--- START ---

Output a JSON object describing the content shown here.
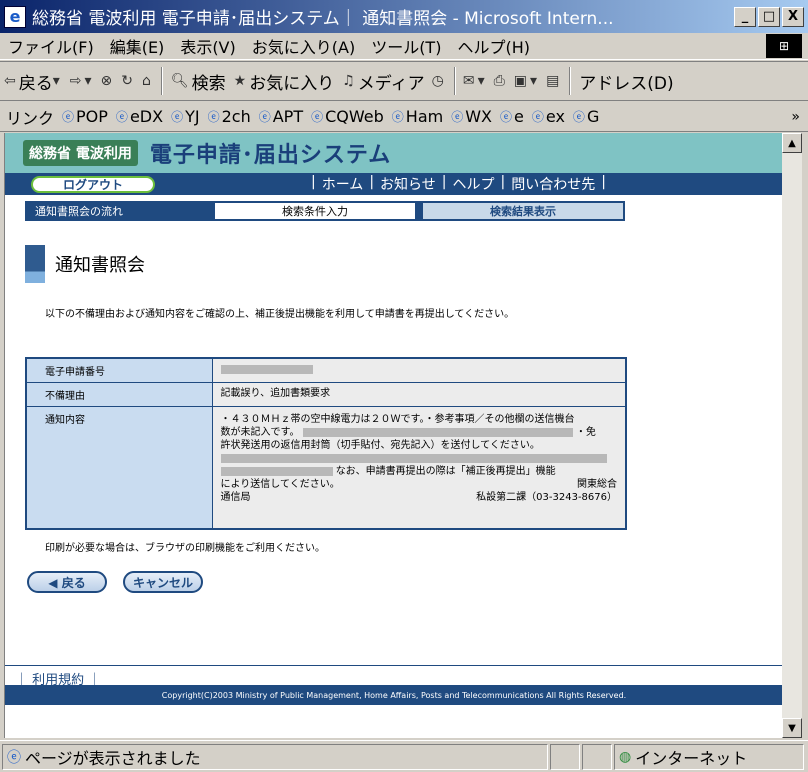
{
  "window": {
    "title": "総務省 電波利用 電子申請･届出システム｜ 通知書照会 - Microsoft Intern...",
    "minimize": "_",
    "maximize": "□",
    "close": "X"
  },
  "menu": [
    "ファイル(F)",
    "編集(E)",
    "表示(V)",
    "お気に入り(A)",
    "ツール(T)",
    "ヘルプ(H)"
  ],
  "toolbar": {
    "back": "戻る",
    "search": "検索",
    "favorites": "お気に入り",
    "media": "メディア",
    "address": "アドレス(D)"
  },
  "links": {
    "label": "リンク",
    "items": [
      "POP",
      "eDX",
      "YJ",
      "2ch",
      "APT",
      "CQWeb",
      "Ham",
      "WX",
      "e",
      "ex",
      "G"
    ],
    "more": "»"
  },
  "site": {
    "brand_small": "総務省 電波利用",
    "brand_main": "電子申請･届出システム",
    "logout": "ログアウト",
    "nav": [
      "ホーム",
      "お知らせ",
      "ヘルプ",
      "問い合わせ先"
    ]
  },
  "flow": {
    "label": "通知書照会の流れ",
    "step1": "検索条件入力",
    "step2": "検索結果表示"
  },
  "page": {
    "title": "通知書照会",
    "notice": "以下の不備理由および通知内容をご確認の上、補正後提出機能を利用して申請書を再提出してください。",
    "print_note": "印刷が必要な場合は、ブラウザの印刷機能をご利用ください。"
  },
  "table": {
    "row1_label": "電子申請番号",
    "row2_label": "不備理由",
    "row2_value": "記載誤り、追加書類要求",
    "row3_label": "通知内容",
    "row3_line1": "・４３０ＭＨｚ帯の空中線電力は２０Ｗです。・参考事項／その他欄の送信機台",
    "row3_line2a": "数が未記入です。",
    "row3_line2b": "・免",
    "row3_line3": "許状発送用の返信用封筒（切手貼付、宛先記入）を送付してください。",
    "row3_line4": "なお、申請書再提出の際は「補正後再提出」機能",
    "row3_line5a": "により送信してください。",
    "row3_line5b": "関東総合",
    "row3_line6a": "通信局",
    "row3_line6b": "私設第二課（03-3243-8676）"
  },
  "buttons": {
    "back": "◀ 戻る",
    "cancel": "キャンセル"
  },
  "footer": {
    "links": "｜ 利用規約 ｜",
    "copyright": "Copyright(C)2003 Ministry of Public Management, Home Affairs, Posts and Telecommunications All Rights Reserved."
  },
  "status": {
    "message": "ページが表示されました",
    "zone": "インターネット"
  }
}
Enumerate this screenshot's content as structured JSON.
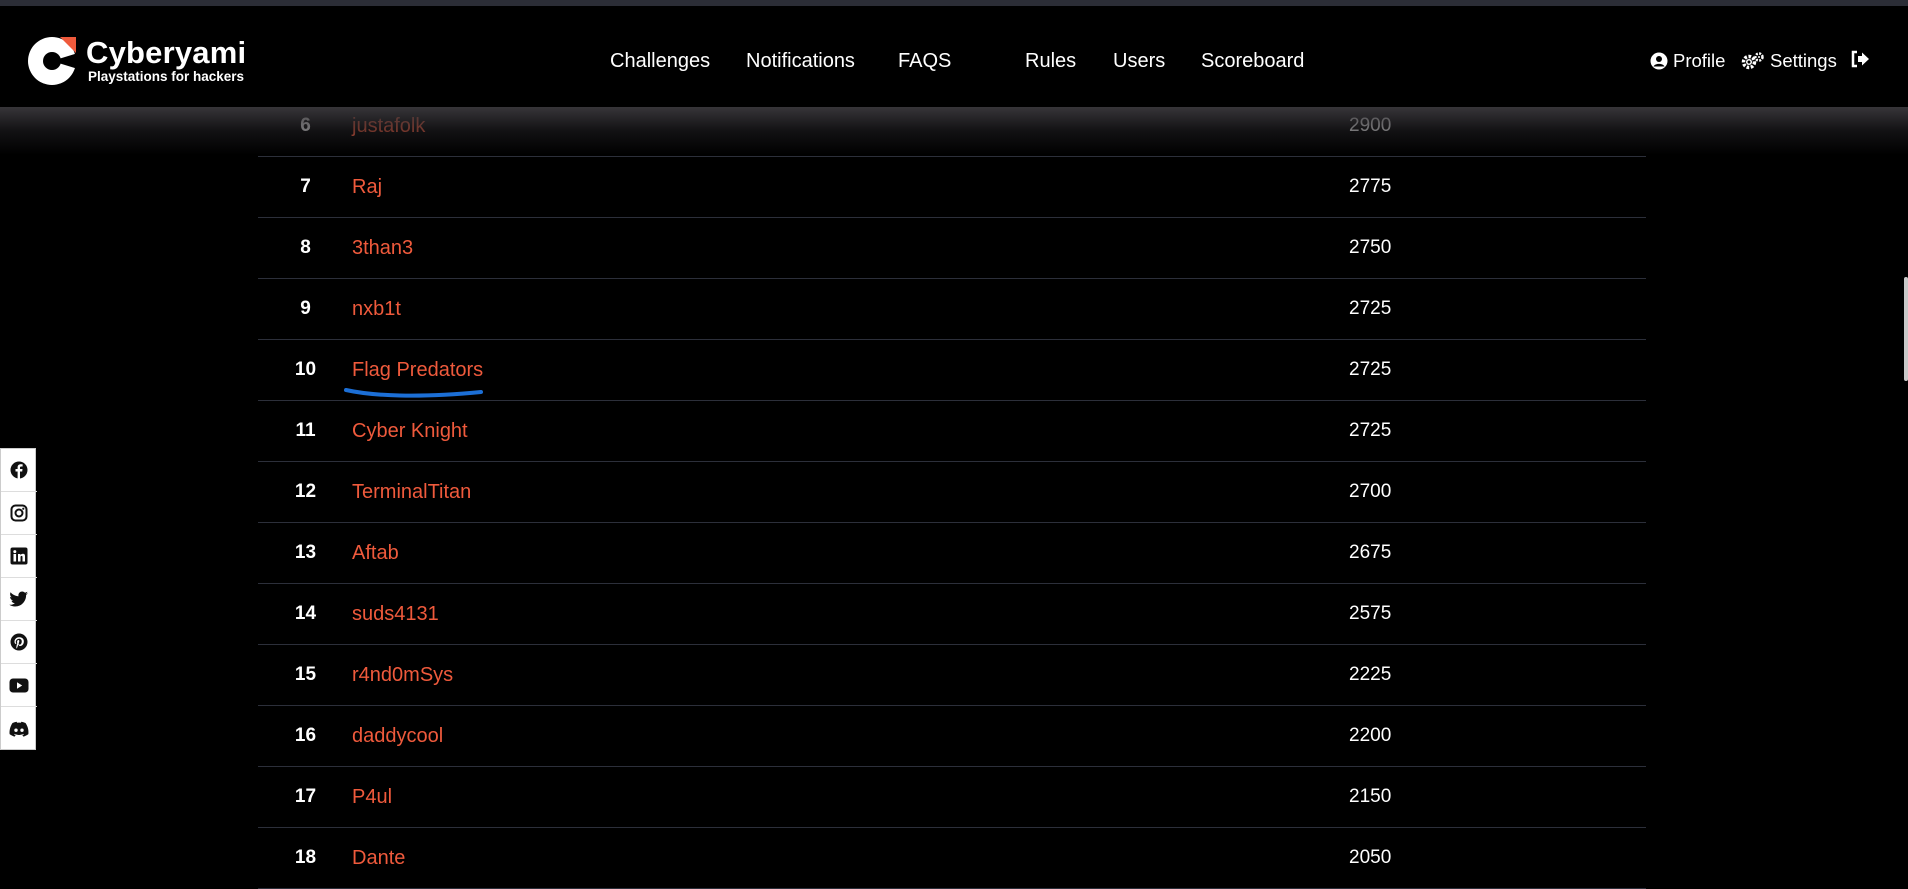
{
  "brand": {
    "name": "Cyberyami",
    "tagline": "Playstations for hackers"
  },
  "nav": {
    "items": [
      {
        "label": "Challenges"
      },
      {
        "label": "Notifications"
      },
      {
        "label": "FAQS"
      },
      {
        "label": "Rules"
      },
      {
        "label": "Users"
      },
      {
        "label": "Scoreboard"
      }
    ],
    "profile_label": "Profile",
    "settings_label": "Settings"
  },
  "scoreboard": {
    "rows": [
      {
        "rank": "6",
        "team": "justafolk",
        "score": "2900"
      },
      {
        "rank": "7",
        "team": "Raj",
        "score": "2775"
      },
      {
        "rank": "8",
        "team": "3than3",
        "score": "2750"
      },
      {
        "rank": "9",
        "team": "nxb1t",
        "score": "2725"
      },
      {
        "rank": "10",
        "team": "Flag Predators",
        "score": "2725"
      },
      {
        "rank": "11",
        "team": "Cyber Knight",
        "score": "2725"
      },
      {
        "rank": "12",
        "team": "TerminalTitan",
        "score": "2700"
      },
      {
        "rank": "13",
        "team": "Aftab",
        "score": "2675"
      },
      {
        "rank": "14",
        "team": "suds4131",
        "score": "2575"
      },
      {
        "rank": "15",
        "team": "r4nd0mSys",
        "score": "2225"
      },
      {
        "rank": "16",
        "team": "daddycool",
        "score": "2200"
      },
      {
        "rank": "17",
        "team": "P4ul",
        "score": "2150"
      },
      {
        "rank": "18",
        "team": "Dante",
        "score": "2050"
      }
    ]
  },
  "social": [
    "facebook-icon",
    "instagram-icon",
    "linkedin-icon",
    "twitter-icon",
    "pinterest-icon",
    "youtube-icon",
    "discord-icon"
  ],
  "colors": {
    "accent": "#ef5a3c",
    "background": "#000000",
    "annotation": "#1c6fd6"
  }
}
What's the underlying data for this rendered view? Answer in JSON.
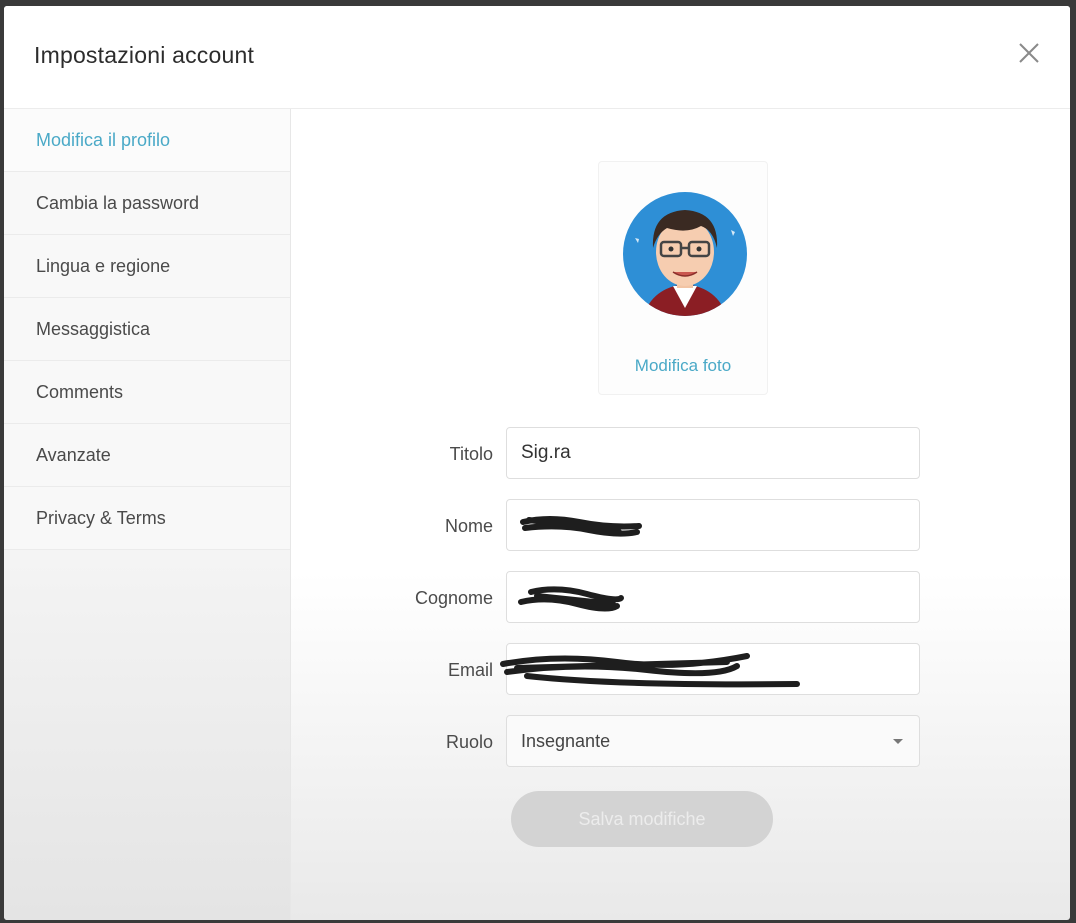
{
  "dialog": {
    "title": "Impostazioni account"
  },
  "sidebar": {
    "items": [
      {
        "label": "Modifica il profilo",
        "active": true
      },
      {
        "label": "Cambia la password",
        "active": false
      },
      {
        "label": "Lingua e regione",
        "active": false
      },
      {
        "label": "Messaggistica",
        "active": false
      },
      {
        "label": "Comments",
        "active": false
      },
      {
        "label": "Avanzate",
        "active": false
      },
      {
        "label": "Privacy & Terms",
        "active": false
      }
    ]
  },
  "profile": {
    "avatar_icon": "cartoon-avatar-icon",
    "edit_photo_label": "Modifica foto",
    "fields": {
      "title_label": "Titolo",
      "title_value": "Sig.ra",
      "first_name_label": "Nome",
      "last_name_label": "Cognome",
      "email_label": "Email",
      "role_label": "Ruolo",
      "role_value": "Insegnante"
    },
    "save_label": "Salva modifiche"
  },
  "colors": {
    "accent": "#4aa9c7",
    "disabled_button": "#d3d3d3"
  }
}
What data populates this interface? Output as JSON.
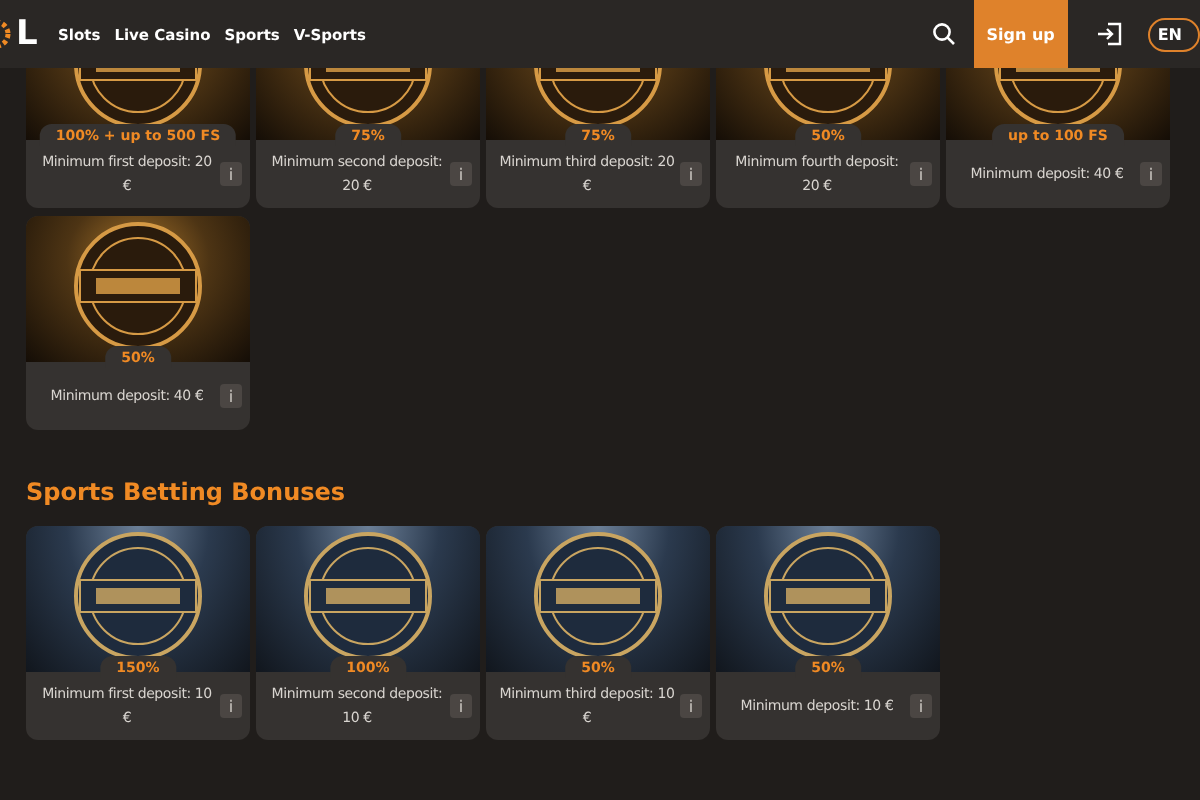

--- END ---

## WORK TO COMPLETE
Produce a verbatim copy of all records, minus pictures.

## RESULT
Output a JSON object describing the content shown here.
{
  "window": {
    "title": "総務省 電波利用 電子申請･届出システム｜ 通知書照会 - Microsoft Intern...",
    "minimize": "_",
    "maximize": "□",
    "close": "X"
  },
  "menu": [
    "ファイル(F)",
    "編集(E)",
    "表示(V)",
    "お気に入り(A)",
    "ツール(T)",
    "ヘルプ(H)"
  ],
  "toolbar": {
    "back": "戻る",
    "search": "検索",
    "favorites": "お気に入り",
    "media": "メディア",
    "address": "アドレス(D)"
  },
  "links": {
    "label": "リンク",
    "items": [
      "POP",
      "eDX",
      "YJ",
      "2ch",
      "APT",
      "CQWeb",
      "Ham",
      "WX",
      "e",
      "ex",
      "G"
    ],
    "more": "»"
  },
  "site": {
    "brand_small": "総務省 電波利用",
    "brand_main": "電子申請･届出システム",
    "logout": "ログアウト",
    "nav": [
      "ホーム",
      "お知らせ",
      "ヘルプ",
      "問い合わせ先"
    ]
  },
  "flow": {
    "label": "通知書照会の流れ",
    "step1": "検索条件入力",
    "step2": "検索結果表示"
  },
  "page": {
    "title": "通知書照会",
    "notice": "以下の不備理由および通知内容をご確認の上、補正後提出機能を利用して申請書を再提出してください。",
    "print_note": "印刷が必要な場合は、ブラウザの印刷機能をご利用ください。"
  },
  "table": {
    "row1_label": "電子申請番号",
    "row2_label": "不備理由",
    "row2_value": "記載誤り、追加書類要求",
    "row3_label": "通知内容",
    "row3_line1": "・４３０ＭＨｚ帯の空中線電力は２０Ｗです。・参考事項／その他欄の送信機台",
    "row3_line2a": "数が未記入です。",
    "row3_line2b": "・免",
    "row3_line3": "許状発送用の返信用封筒（切手貼付、宛先記入）を送付してください。",
    "row3_line4": "なお、申請書再提出の際は「補正後再提出」機能",
    "row3_line5a": "により送信してください。",
    "row3_line5b": "関東総合",
    "row3_line6a": "通信局",
    "row3_line6b": "私設第二課（03-3243-8676）"
  },
  "buttons": {
    "back": "◀ 戻る",
    "cancel": "キャンセル"
  },
  "footer": {
    "links": "｜ 利用規約 ｜",
    "copyright": "Copyright(C)2003 Ministry of Public Management, Home Affairs, Posts and Telecommunications All Rights Reserved."
  },
  "status": {
    "message": "ページが表示されました",
    "zone": "インターネット"
  }
}
Enumerate this screenshot's content as structured JSON.
{
  "brand": {
    "name": "Cyberyami",
    "tagline": "Playstations for hackers"
  },
  "nav": {
    "items": [
      {
        "label": "Challenges"
      },
      {
        "label": "Notifications"
      },
      {
        "label": "FAQS"
      },
      {
        "label": "Rules"
      },
      {
        "label": "Users"
      },
      {
        "label": "Scoreboard"
      }
    ],
    "profile_label": "Profile",
    "settings_label": "Settings"
  },
  "scoreboard": {
    "rows": [
      {
        "rank": "6",
        "team": "justafolk",
        "score": "2900"
      },
      {
        "rank": "7",
        "team": "Raj",
        "score": "2775"
      },
      {
        "rank": "8",
        "team": "3than3",
        "score": "2750"
      },
      {
        "rank": "9",
        "team": "nxb1t",
        "score": "2725"
      },
      {
        "rank": "10",
        "team": "Flag Predators",
        "score": "2725"
      },
      {
        "rank": "11",
        "team": "Cyber Knight",
        "score": "2725"
      },
      {
        "rank": "12",
        "team": "TerminalTitan",
        "score": "2700"
      },
      {
        "rank": "13",
        "team": "Aftab",
        "score": "2675"
      },
      {
        "rank": "14",
        "team": "suds4131",
        "score": "2575"
      },
      {
        "rank": "15",
        "team": "r4nd0mSys",
        "score": "2225"
      },
      {
        "rank": "16",
        "team": "daddycool",
        "score": "2200"
      },
      {
        "rank": "17",
        "team": "P4ul",
        "score": "2150"
      },
      {
        "rank": "18",
        "team": "Dante",
        "score": "2050"
      }
    ]
  },
  "social": [
    "facebook-icon",
    "instagram-icon",
    "linkedin-icon",
    "twitter-icon",
    "pinterest-icon",
    "youtube-icon",
    "discord-icon"
  ],
  "colors": {
    "accent": "#ef5a3c",
    "background": "#000000",
    "annotation": "#1c6fd6"
  }
}
What's the underlying data for this rendered view? Answer in JSON.
{
  "dialog": {
    "title": "Impostazioni account"
  },
  "sidebar": {
    "items": [
      {
        "label": "Modifica il profilo",
        "active": true
      },
      {
        "label": "Cambia la password",
        "active": false
      },
      {
        "label": "Lingua e regione",
        "active": false
      },
      {
        "label": "Messaggistica",
        "active": false
      },
      {
        "label": "Comments",
        "active": false
      },
      {
        "label": "Avanzate",
        "active": false
      },
      {
        "label": "Privacy & Terms",
        "active": false
      }
    ]
  },
  "profile": {
    "avatar_icon": "cartoon-avatar-icon",
    "edit_photo_label": "Modifica foto",
    "fields": {
      "title_label": "Titolo",
      "title_value": "Sig.ra",
      "first_name_label": "Nome",
      "last_name_label": "Cognome",
      "email_label": "Email",
      "role_label": "Ruolo",
      "role_value": "Insegnante"
    },
    "save_label": "Salva modifiche"
  },
  "colors": {
    "accent": "#4aa9c7",
    "disabled_button": "#d3d3d3"
  }
}
What data populates this interface? Output as JSON.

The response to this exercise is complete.